Hillis graduated in medicine at Glasgow University in 1967 and became Consultant Cardiologist in 1977, going on to develop the BSc in Sports Medicine and MSc in Sports and Exercise Medicine at the University. His long-time colleague, Dr John MacLean, succeeded him as international team doctor and also heads the Hampden Park Sports Medicine Centre.
“I have lost a friend and a mentor,” said Dr MacLean. “I have had the privilege of working with him and learning from him, both in my university days and during my own time with the Scottish FA. He was integral to the creation of the Sports Medicine Centre at Hampden Park, which was the first of its kind when the stadium was redeveloped, and he championed hard and successfully for the introduction of anti-doping and heart screening into Scottish football.”
It was Hillis who battled in vain to save the life of legendary manager Jock Stein who died of heart failure at the conclusion of Scotland’s World Cup qualifying match against Wales in Cardiff in 1985. “It’s bad to not be successful in a resuscitation attempt, it’s even worse when it’s someone that you know very well,” Hillis recalled in an interview several years later. “We had what we needed. We had all the equipment. But it was a lost cause. The last thing Jock said to me was, ‘It’s a whole lot better now, doc.’
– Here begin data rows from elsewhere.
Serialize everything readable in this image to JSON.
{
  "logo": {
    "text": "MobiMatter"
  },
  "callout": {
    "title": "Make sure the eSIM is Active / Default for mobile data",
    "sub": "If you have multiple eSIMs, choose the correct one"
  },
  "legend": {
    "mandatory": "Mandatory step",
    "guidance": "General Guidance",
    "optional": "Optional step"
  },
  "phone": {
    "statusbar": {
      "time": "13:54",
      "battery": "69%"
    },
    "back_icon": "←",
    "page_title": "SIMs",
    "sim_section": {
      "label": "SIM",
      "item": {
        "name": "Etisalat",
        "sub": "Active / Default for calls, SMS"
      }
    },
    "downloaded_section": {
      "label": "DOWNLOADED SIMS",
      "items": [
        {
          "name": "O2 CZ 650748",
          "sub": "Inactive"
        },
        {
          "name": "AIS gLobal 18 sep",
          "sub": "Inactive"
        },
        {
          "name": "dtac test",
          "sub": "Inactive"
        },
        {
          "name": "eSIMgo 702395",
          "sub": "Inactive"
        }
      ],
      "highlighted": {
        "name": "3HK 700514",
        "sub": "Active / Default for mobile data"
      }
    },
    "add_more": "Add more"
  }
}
“I’d known Jock for years. It was often said he had a heart attack in Cardiff, but he didn’t have a heart attack as such. He had heart muscle disease. Normally he would have taken water tablets but, on the day of the game, he hadn’t taken them. He was his own man.”